Get mindful, get gritty, get thrifty. In addition to an endless amount of climbing built into their day, kids at the Brooklyn Boulders Summer Adventures will leave with lessons about loyalty, kindness and determination, says Claire Bao of Brooklyn Boulders in Chicago.
Some camps also will feature partners, such as West Loop Soccer Club and MSA Circus Arts, for even more new experiences. This summer Brooklyn Boulders also is teaming up with Mathnasium for an after-camp program.
The ideal camper will be kids who aren’t afraid to fail and like to try new things, she says. In addition to team-building, the camps have enough flexibility to cater to each child.
Remember that amazing feeling of freedom you felt the moment you set off on your bike without training wheels for the first time? This year, you can give that feeling to your kids at the Pedalheads bike camp. Whether you don’t have a sidewalk or the patience, it can be really hard to teach a kid to ride a bike these days. Pedalheads’ trained instructors can get kids as young as 3 on two wheels by the end of camp.
Better yet, the kids, ages 3-10, will make friends who are also learning about bike safety and other skills needed to ride on our busy Chicago streets, in the parks and around the neighborhood.
There is something special about a child and a horse, and this summer, the skilled, competitive horse show instructors at New Traditions Riding Academy in Palos Hills want to not only teach kids to ride, but also to give them skills they will use the rest of their lives: confidence, friendship and compassion.

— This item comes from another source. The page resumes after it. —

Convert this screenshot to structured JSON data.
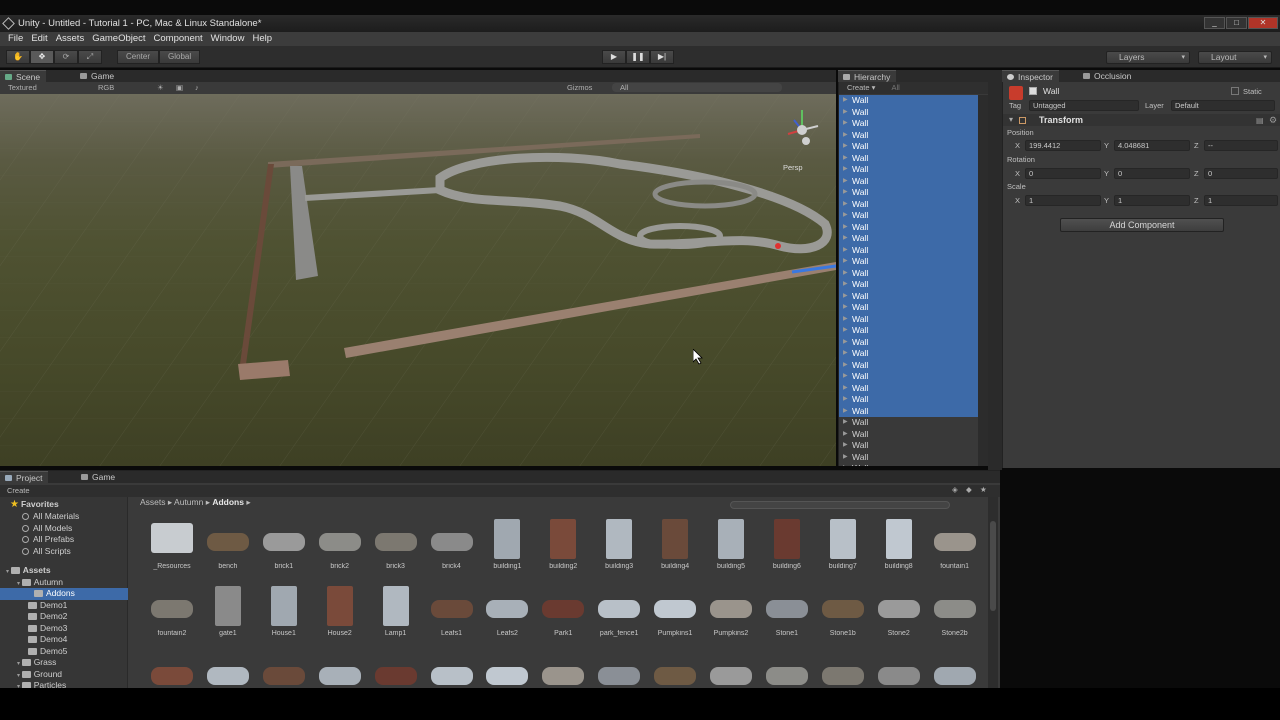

Day campers will ride every day, and kids can also have fun with the donkeys, sheep and chickens living on the farm, plus play lots of games. At camp’s end, they put on a horse show for parents. Pony camps start at age 4, with kids learning to ride and care for the ponies. Horse camps cater to everyone from beginners with no riding experience to the most advance riders.